The Sexual Offences Act 2003 updated the law, much of which dated back to 1956.

The main provisions of the Act include the following:

  • Rape is widened to include oral penetration
  • Significant changes to the issue of consent
  • Specific offences relating to children under 13, 16 and 18
  • Offences to protect vulnerable persons with a mental disorder
  • Other miscellaneous offences
  • Strengthening the notification requirements and providing new civil preventative orders

Find out more about how we prosecute sexual offences

Teacher who arranged for sexual abuse of children jailed for life

16/06/2017

A teacher who arranged for children in the Philippines to be sexually abused while he watched online from his UK home has been jailed.

Paul O'Neill, 57, admitted multiple child sex offences against children as young as four and was jailed for life with a minimum term of 12 years at Nottingham Crown Court today (June 16).

Among the offences O'Neill admitted were three rape charges, which the CPS was able to bring despite the offending taking place thousands of miles away.

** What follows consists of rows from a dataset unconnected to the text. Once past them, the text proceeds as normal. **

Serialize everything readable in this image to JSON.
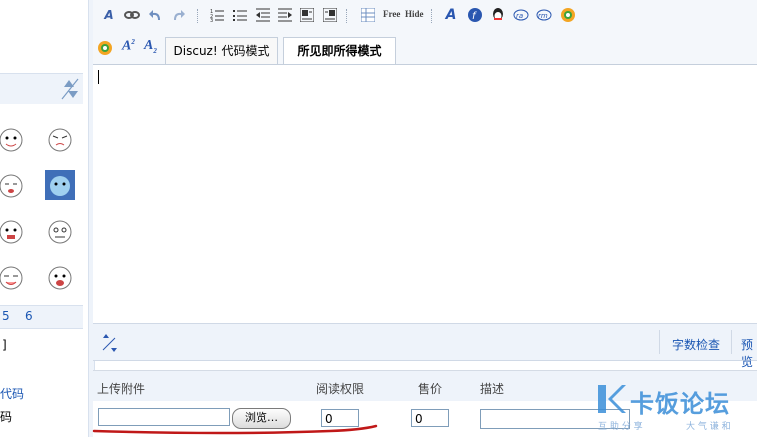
{
  "toolbar": {
    "row1_icons": [
      "remove-format-icon",
      "link-icon",
      "undo-icon",
      "redo-icon",
      "ordered-list-icon",
      "unordered-list-icon",
      "outdent-icon",
      "indent-icon",
      "align-left-icon",
      "align-right-icon",
      "table-icon",
      "free-tag-icon",
      "hide-tag-icon",
      "font-icon",
      "flash-icon",
      "qq-icon",
      "real-media-icon",
      "windows-media-icon",
      "media-icon"
    ],
    "free_label": "Free",
    "hide_label": "Hide"
  },
  "tabs": {
    "code_mode": "Discuz! 代码模式",
    "wysiwyg_mode": "所见即所得模式"
  },
  "status_bar": {
    "word_check": "字数检查",
    "preview": "预览"
  },
  "smilies": {
    "pager": [
      "5",
      "6"
    ]
  },
  "left_fragments": {
    "bracket": "]",
    "code": "代码",
    "ma": "码"
  },
  "attachment": {
    "col_upload": "上传附件",
    "col_read_perm": "阅读权限",
    "col_price": "售价",
    "col_desc": "描述",
    "browse_label": "浏览…",
    "read_perm_value": "0",
    "price_value": "0"
  },
  "watermark": {
    "brand": "卡饭论坛",
    "slogan_left": "互 助 分 享",
    "slogan_right": "大 气 谦 和",
    "color": "#3a8ed8"
  }
}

Although the children were abused in the Philippines, the CPS prosecutor advised the police at an early stage of their investigation that it would be possible to prosecute O'Neill for procuring the abuse, using the computer evidence seized in this country.

Examination of his computers revealed the extent of his activities. When transcribed, there were 14,000 pages of chat logs. These showed that he had paid for the abuse to take place and given graphic instructions about what scenes should be depicted.

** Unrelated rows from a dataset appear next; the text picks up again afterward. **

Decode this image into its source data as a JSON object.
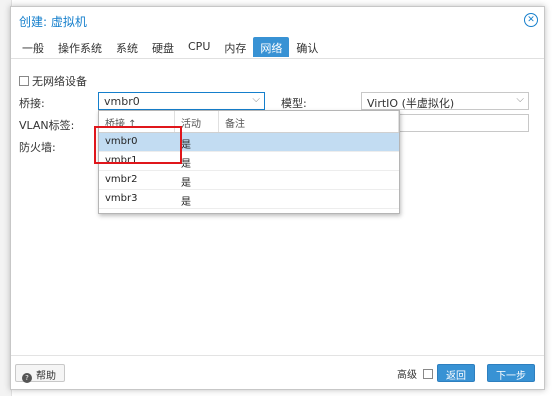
{
  "dialog": {
    "title": "创建: 虚拟机"
  },
  "tabs": [
    {
      "label": "一般",
      "active": false
    },
    {
      "label": "操作系统",
      "active": false
    },
    {
      "label": "系统",
      "active": false
    },
    {
      "label": "硬盘",
      "active": false
    },
    {
      "label": "CPU",
      "active": false
    },
    {
      "label": "内存",
      "active": false
    },
    {
      "label": "网络",
      "active": true
    },
    {
      "label": "确认",
      "active": false
    }
  ],
  "form": {
    "no_network_label": "无网络设备",
    "bridge_label": "桥接:",
    "bridge_value": "vmbr0",
    "vlan_label": "VLAN标签:",
    "firewall_label": "防火墙:",
    "model_label": "模型:",
    "model_value": "VirtIO (半虚拟化)"
  },
  "dropdown": {
    "headers": [
      "桥接 ↑",
      "活动",
      "备注"
    ],
    "rows": [
      {
        "name": "vmbr0",
        "active": "是",
        "note": "",
        "selected": true
      },
      {
        "name": "vmbr1",
        "active": "是",
        "note": "",
        "selected": false
      },
      {
        "name": "vmbr2",
        "active": "是",
        "note": "",
        "selected": false
      },
      {
        "name": "vmbr3",
        "active": "是",
        "note": "",
        "selected": false
      }
    ]
  },
  "footer": {
    "help_label": "帮助",
    "advanced_label": "高级",
    "back_label": "返回",
    "next_label": "下一步"
  },
  "colors": {
    "accent": "#3892d4",
    "title": "#157fcc",
    "selected_row": "#c2dcf2",
    "highlight": "#e0161b"
  }
}
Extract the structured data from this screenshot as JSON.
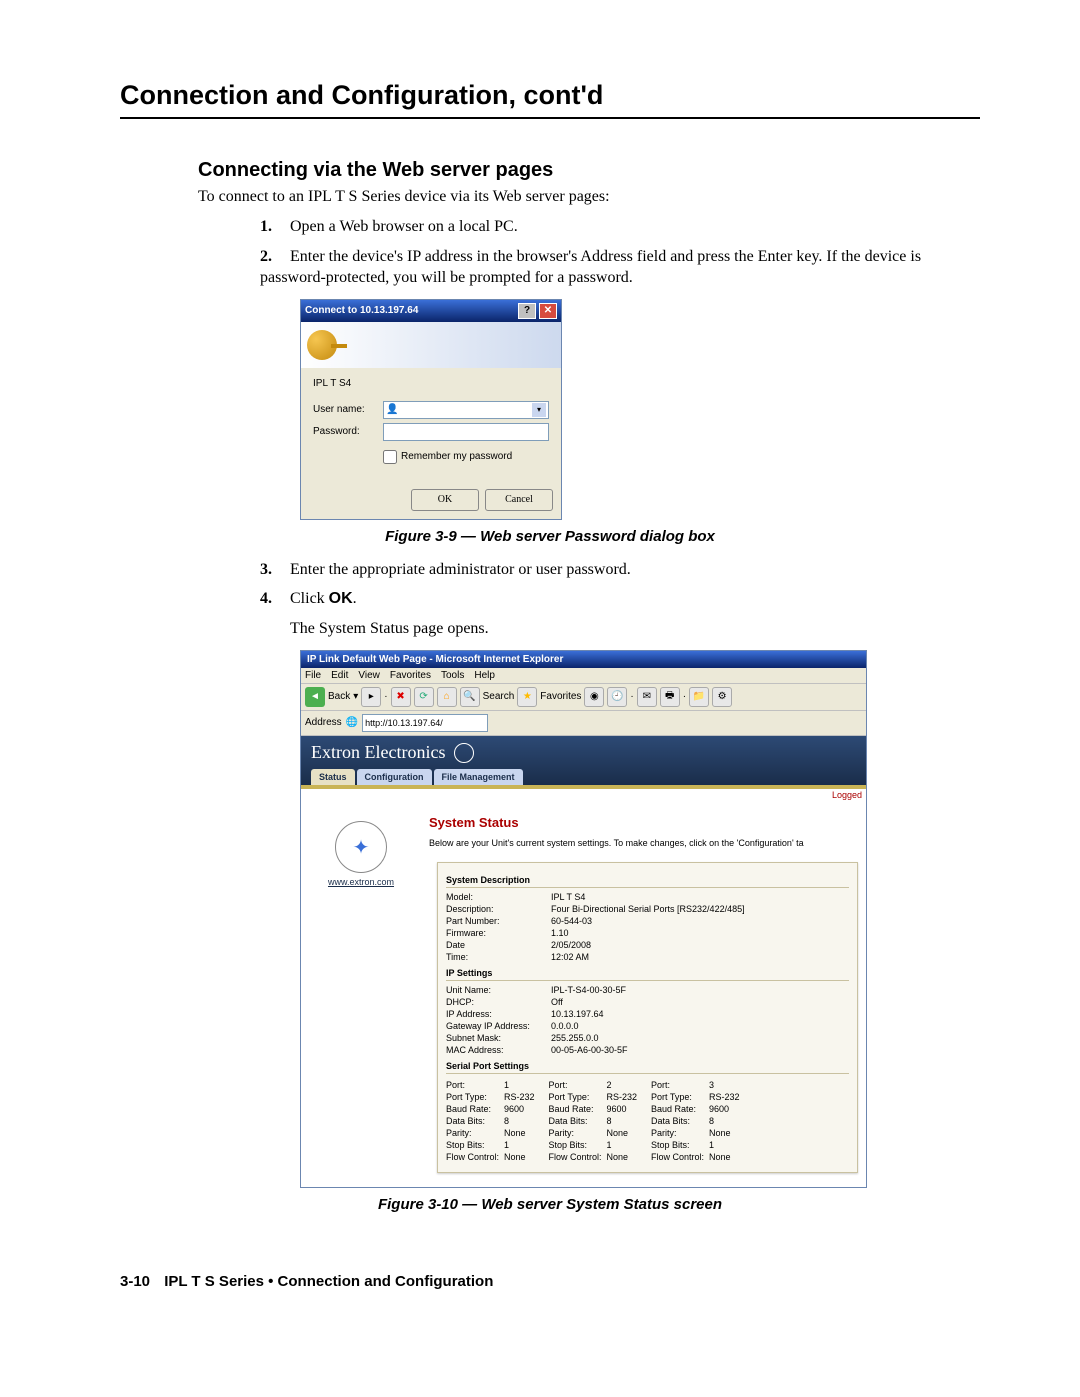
{
  "page": {
    "h1": "Connection and Configuration, cont'd",
    "h2": "Connecting via the Web server pages",
    "intro": "To connect to an IPL T S Series device via its Web server pages:",
    "step1": "Open a Web browser on a local PC.",
    "step2": "Enter the device's IP address in the browser's Address field and press the Enter key.  If the device is password-protected, you will be prompted for a password.",
    "caption1": "Figure 3-9 — Web server Password dialog box",
    "step3": "Enter the appropriate administrator or user password.",
    "step4a": "Click ",
    "step4b": "OK",
    "step4c": ".",
    "step_open": "The System Status page opens.",
    "caption2": "Figure 3-10 — Web server System Status screen",
    "footer_pg": "3-10",
    "footer_txt": "IPL T S Series • Connection and Configuration"
  },
  "dialog": {
    "title": "Connect to 10.13.197.64",
    "device": "IPL T S4",
    "user_label": "User name:",
    "pass_label": "Password:",
    "remember": "Remember my password",
    "ok": "OK",
    "cancel": "Cancel"
  },
  "ie": {
    "title": "IP Link Default Web Page - Microsoft Internet Explorer",
    "menu": {
      "file": "File",
      "edit": "Edit",
      "view": "View",
      "fav": "Favorites",
      "tools": "Tools",
      "help": "Help"
    },
    "tool_back": "Back",
    "tool_search": "Search",
    "tool_fav": "Favorites",
    "addr_label": "Address",
    "addr_value": "http://10.13.197.64/",
    "brand": "Extron  Electronics",
    "tabs": {
      "status": "Status",
      "config": "Configuration",
      "file": "File Management"
    },
    "logged": "Logged",
    "side_link": "www.extron.com",
    "ss_title": "System Status",
    "ss_desc": "Below are your Unit's current system settings. To make changes, click on the 'Configuration' ta",
    "sect1": "System Description",
    "sysd": {
      "model_k": "Model:",
      "model_v": "IPL T S4",
      "desc_k": "Description:",
      "desc_v": "Four Bi-Directional Serial Ports [RS232/422/485]",
      "part_k": "Part Number:",
      "part_v": "60-544-03",
      "fw_k": "Firmware:",
      "fw_v": "1.10",
      "date_k": "Date",
      "date_v": "2/05/2008",
      "time_k": "Time:",
      "time_v": "12:02 AM"
    },
    "sect2": "IP Settings",
    "ip": {
      "unit_k": "Unit Name:",
      "unit_v": "IPL-T-S4-00-30-5F",
      "dhcp_k": "DHCP:",
      "dhcp_v": "Off",
      "ip_k": "IP Address:",
      "ip_v": "10.13.197.64",
      "gw_k": "Gateway IP Address:",
      "gw_v": "0.0.0.0",
      "sn_k": "Subnet Mask:",
      "sn_v": "255.255.0.0",
      "mac_k": "MAC Address:",
      "mac_v": "00-05-A6-00-30-5F"
    },
    "sect3": "Serial Port Settings",
    "pl": {
      "port": "Port:",
      "ptype": "Port Type:",
      "baud": "Baud Rate:",
      "dbits": "Data Bits:",
      "parity": "Parity:",
      "sbits": "Stop Bits:",
      "flow": "Flow Control:"
    },
    "p1": {
      "n": "1",
      "t": "RS-232",
      "b": "9600",
      "d": "8",
      "p": "None",
      "s": "1",
      "f": "None"
    },
    "p2": {
      "n": "2",
      "t": "RS-232",
      "b": "9600",
      "d": "8",
      "p": "None",
      "s": "1",
      "f": "None"
    },
    "p3": {
      "n": "3",
      "t": "RS-232",
      "b": "9600",
      "d": "8",
      "p": "None",
      "s": "1",
      "f": "None"
    }
  }
}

The court also heard how O'Neill, from Nottingham, continued searching for child abuse material online even after his computer equipment had been seized by the police.

Charlotte Caulton-Scott, from the CPS, said: "Paul O'Neill presented himself as a respectable citizen through his role as a teacher and work in the community. But behind closed doors he was spending thousands of pounds on exploiting children and putting them through abuse for his own sexual gratification.

"The CPS charged and prosecuted O'Neill for multiple offences of which the most serious were the counts of rape and conspiracy to rape. O'Neill may have been thousands of miles away but because the offences were taking place on his instigation, with him issuing instructions about what was to take place, he was guilty of the offences himself.

"O'Neill treated his victims as commodities, hiding behind the perceived anonymity of the internet, but these were real children suffering horrendous abuse at his direction."

Ends

Notes to Editors

  1. Where the offences that O'Neill commissioned did not involve rape, charges of causing a child to engage in penetrative sexual activity and other offences, including arranging the commission of child sexual offences were used when it was not clear what activity had actually taken place.
  2. Charlotte Caulton-Scott is a district crown prosecutor from the CPS East Midlands rape and serious sexual offences team.
  3. For the latest in breaking news from the CPS Press Office follow @cpsuk on Twitter and visit our official News Brief - blog.cps.gov.uk
  4. For media enquiries call the CPS Press Office on 020 3357 0906. Out of Hours - 07590 617233